┌──

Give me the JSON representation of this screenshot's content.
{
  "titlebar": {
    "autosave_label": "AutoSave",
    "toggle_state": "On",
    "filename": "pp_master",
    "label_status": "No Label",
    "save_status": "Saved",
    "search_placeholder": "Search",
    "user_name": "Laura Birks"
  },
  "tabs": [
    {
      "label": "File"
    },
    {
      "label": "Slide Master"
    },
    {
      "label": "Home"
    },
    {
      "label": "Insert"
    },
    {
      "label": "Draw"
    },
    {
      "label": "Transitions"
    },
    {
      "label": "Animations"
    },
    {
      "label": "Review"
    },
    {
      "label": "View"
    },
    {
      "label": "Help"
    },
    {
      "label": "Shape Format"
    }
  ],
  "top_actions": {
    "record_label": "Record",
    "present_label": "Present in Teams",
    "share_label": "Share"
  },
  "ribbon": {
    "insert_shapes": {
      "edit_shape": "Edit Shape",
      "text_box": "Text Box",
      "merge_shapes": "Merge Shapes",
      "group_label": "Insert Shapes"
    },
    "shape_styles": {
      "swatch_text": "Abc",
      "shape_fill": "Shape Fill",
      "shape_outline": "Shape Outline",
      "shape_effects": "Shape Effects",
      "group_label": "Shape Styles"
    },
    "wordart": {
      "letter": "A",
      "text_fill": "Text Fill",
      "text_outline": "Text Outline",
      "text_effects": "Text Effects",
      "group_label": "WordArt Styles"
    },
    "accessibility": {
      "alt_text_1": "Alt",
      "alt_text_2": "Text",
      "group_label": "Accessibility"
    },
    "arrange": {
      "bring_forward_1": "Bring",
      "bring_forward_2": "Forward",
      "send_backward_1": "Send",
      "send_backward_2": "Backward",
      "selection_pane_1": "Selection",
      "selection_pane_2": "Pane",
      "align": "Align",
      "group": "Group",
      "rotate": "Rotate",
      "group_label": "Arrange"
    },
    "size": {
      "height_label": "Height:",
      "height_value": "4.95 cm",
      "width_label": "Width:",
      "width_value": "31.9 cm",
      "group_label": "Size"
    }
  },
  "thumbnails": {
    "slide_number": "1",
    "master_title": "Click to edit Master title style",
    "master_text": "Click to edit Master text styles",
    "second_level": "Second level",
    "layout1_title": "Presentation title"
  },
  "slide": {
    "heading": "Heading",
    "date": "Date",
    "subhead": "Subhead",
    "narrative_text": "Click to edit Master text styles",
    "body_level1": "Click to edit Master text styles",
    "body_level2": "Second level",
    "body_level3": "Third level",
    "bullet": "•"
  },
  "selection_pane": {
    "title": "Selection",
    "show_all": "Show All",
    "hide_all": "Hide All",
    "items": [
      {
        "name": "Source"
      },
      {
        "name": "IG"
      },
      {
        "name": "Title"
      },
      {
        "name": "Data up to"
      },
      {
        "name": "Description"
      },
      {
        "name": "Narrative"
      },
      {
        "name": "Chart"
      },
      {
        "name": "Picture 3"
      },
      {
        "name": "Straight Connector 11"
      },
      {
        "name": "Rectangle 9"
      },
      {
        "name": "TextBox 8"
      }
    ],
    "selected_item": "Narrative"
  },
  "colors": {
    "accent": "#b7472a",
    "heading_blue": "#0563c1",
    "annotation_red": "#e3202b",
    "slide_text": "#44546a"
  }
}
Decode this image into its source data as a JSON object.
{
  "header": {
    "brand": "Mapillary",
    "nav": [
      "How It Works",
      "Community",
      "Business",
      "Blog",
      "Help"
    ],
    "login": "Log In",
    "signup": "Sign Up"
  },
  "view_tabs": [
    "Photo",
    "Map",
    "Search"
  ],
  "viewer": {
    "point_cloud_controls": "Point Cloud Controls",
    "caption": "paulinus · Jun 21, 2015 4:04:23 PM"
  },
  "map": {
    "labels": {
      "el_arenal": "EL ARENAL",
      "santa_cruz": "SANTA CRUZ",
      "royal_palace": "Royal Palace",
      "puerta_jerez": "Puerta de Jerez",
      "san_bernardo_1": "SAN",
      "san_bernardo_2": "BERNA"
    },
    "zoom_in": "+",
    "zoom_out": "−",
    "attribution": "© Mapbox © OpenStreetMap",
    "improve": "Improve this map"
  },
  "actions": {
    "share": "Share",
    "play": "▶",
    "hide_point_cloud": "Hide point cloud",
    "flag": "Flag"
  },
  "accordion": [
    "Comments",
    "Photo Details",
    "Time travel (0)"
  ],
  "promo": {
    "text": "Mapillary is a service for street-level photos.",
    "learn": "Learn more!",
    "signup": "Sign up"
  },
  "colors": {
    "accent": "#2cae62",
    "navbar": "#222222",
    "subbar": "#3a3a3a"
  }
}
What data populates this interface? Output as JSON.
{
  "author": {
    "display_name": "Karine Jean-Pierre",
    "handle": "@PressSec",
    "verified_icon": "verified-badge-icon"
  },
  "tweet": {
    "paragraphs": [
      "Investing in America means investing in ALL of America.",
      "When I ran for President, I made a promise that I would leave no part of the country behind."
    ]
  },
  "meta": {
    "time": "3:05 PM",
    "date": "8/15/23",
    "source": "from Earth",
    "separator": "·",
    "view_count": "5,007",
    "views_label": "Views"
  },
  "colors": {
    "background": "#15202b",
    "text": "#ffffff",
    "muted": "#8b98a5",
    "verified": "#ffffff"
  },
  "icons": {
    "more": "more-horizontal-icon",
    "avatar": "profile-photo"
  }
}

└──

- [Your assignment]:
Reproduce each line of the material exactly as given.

- [Task answer]:
Give me the JSON representation of this screenshot's content.
{
  "titlebar": {
    "autosave_label": "AutoSave",
    "toggle_state": "On",
    "filename": "pp_master",
    "label_status": "No Label",
    "save_status": "Saved",
    "search_placeholder": "Search",
    "user_name": "Laura Birks"
  },
  "tabs": [
    {
      "label": "File"
    },
    {
      "label": "Slide Master"
    },
    {
      "label": "Home"
    },
    {
      "label": "Insert"
    },
    {
      "label": "Draw"
    },
    {
      "label": "Transitions"
    },
    {
      "label": "Animations"
    },
    {
      "label": "Review"
    },
    {
      "label": "View"
    },
    {
      "label": "Help"
    },
    {
      "label": "Shape Format"
    }
  ],
  "top_actions": {
    "record_label": "Record",
    "present_label": "Present in Teams",
    "share_label": "Share"
  },
  "ribbon": {
    "insert_shapes": {
      "edit_shape": "Edit Shape",
      "text_box": "Text Box",
      "merge_shapes": "Merge Shapes",
      "group_label": "Insert Shapes"
    },
    "shape_styles": {
      "swatch_text": "Abc",
      "shape_fill": "Shape Fill",
      "shape_outline": "Shape Outline",
      "shape_effects": "Shape Effects",
      "group_label": "Shape Styles"
    },
    "wordart": {
      "letter": "A",
      "text_fill": "Text Fill",
      "text_outline": "Text Outline",
      "text_effects": "Text Effects",
      "group_label": "WordArt Styles"
    },
    "accessibility": {
      "alt_text_1": "Alt",
      "alt_text_2": "Text",
      "group_label": "Accessibility"
    },
    "arrange": {
      "bring_forward_1": "Bring",
      "bring_forward_2": "Forward",
      "send_backward_1": "Send",
      "send_backward_2": "Backward",
      "selection_pane_1": "Selection",
      "selection_pane_2": "Pane",
      "align": "Align",
      "group": "Group",
      "rotate": "Rotate",
      "group_label": "Arrange"
    },
    "size": {
      "height_label": "Height:",
      "height_value": "4.95 cm",
      "width_label": "Width:",
      "width_value": "31.9 cm",
      "group_label": "Size"
    }
  },
  "thumbnails": {
    "slide_number": "1",
    "master_title": "Click to edit Master title style",
    "master_text": "Click to edit Master text styles",
    "second_level": "Second level",
    "layout1_title": "Presentation title"
  },
  "slide": {
    "heading": "Heading",
    "date": "Date",
    "subhead": "Subhead",
    "narrative_text": "Click to edit Master text styles",
    "body_level1": "Click to edit Master text styles",
    "body_level2": "Second level",
    "body_level3": "Third level",
    "bullet": "•"
  },
  "selection_pane": {
    "title": "Selection",
    "show_all": "Show All",
    "hide_all": "Hide All",
    "items": [
      {
        "name": "Source"
      },
      {
        "name": "IG"
      },
      {
        "name": "Title"
      },
      {
        "name": "Data up to"
      },
      {
        "name": "Description"
      },
      {
        "name": "Narrative"
      },
      {
        "name": "Chart"
      },
      {
        "name": "Picture 3"
      },
      {
        "name": "Straight Connector 11"
      },
      {
        "name": "Rectangle 9"
      },
      {
        "name": "TextBox 8"
      }
    ],
    "selected_item": "Narrative"
  },
  "colors": {
    "accent": "#b7472a",
    "heading_blue": "#0563c1",
    "annotation_red": "#e3202b",
    "slide_text": "#44546a"
  }
}
Decode this image into its source data as a JSON object.
{
  "header": {
    "brand": "Mapillary",
    "nav": [
      "How It Works",
      "Community",
      "Business",
      "Blog",
      "Help"
    ],
    "login": "Log In",
    "signup": "Sign Up"
  },
  "view_tabs": [
    "Photo",
    "Map",
    "Search"
  ],
  "viewer": {
    "point_cloud_controls": "Point Cloud Controls",
    "caption": "paulinus · Jun 21, 2015 4:04:23 PM"
  },
  "map": {
    "labels": {
      "el_arenal": "EL ARENAL",
      "santa_cruz": "SANTA CRUZ",
      "royal_palace": "Royal Palace",
      "puerta_jerez": "Puerta de Jerez",
      "san_bernardo_1": "SAN",
      "san_bernardo_2": "BERNA"
    },
    "zoom_in": "+",
    "zoom_out": "−",
    "attribution": "© Mapbox © OpenStreetMap",
    "improve": "Improve this map"
  },
  "actions": {
    "share": "Share",
    "play": "▶",
    "hide_point_cloud": "Hide point cloud",
    "flag": "Flag"
  },
  "accordion": [
    "Comments",
    "Photo Details",
    "Time travel (0)"
  ],
  "promo": {
    "text": "Mapillary is a service for street-level photos.",
    "learn": "Learn more!",
    "signup": "Sign up"
  },
  "colors": {
    "accent": "#2cae62",
    "navbar": "#222222",
    "subbar": "#3a3a3a"
  }
}
What data populates this interface? Output as JSON.
{
  "author": {
    "display_name": "Karine Jean-Pierre",
    "handle": "@PressSec",
    "verified_icon": "verified-badge-icon"
  },
  "tweet": {
    "paragraphs": [
      "Investing in America means investing in ALL of America.",
      "When I ran for President, I made a promise that I would leave no part of the country behind."
    ]
  },
  "meta": {
    "time": "3:05 PM",
    "date": "8/15/23",
    "source": "from Earth",
    "separator": "·",
    "view_count": "5,007",
    "views_label": "Views"
  },
  "colors": {
    "background": "#15202b",
    "text": "#ffffff",
    "muted": "#8b98a5",
    "verified": "#ffffff"
  },
  "icons": {
    "more": "more-horizontal-icon",
    "avatar": "profile-photo"
  }
}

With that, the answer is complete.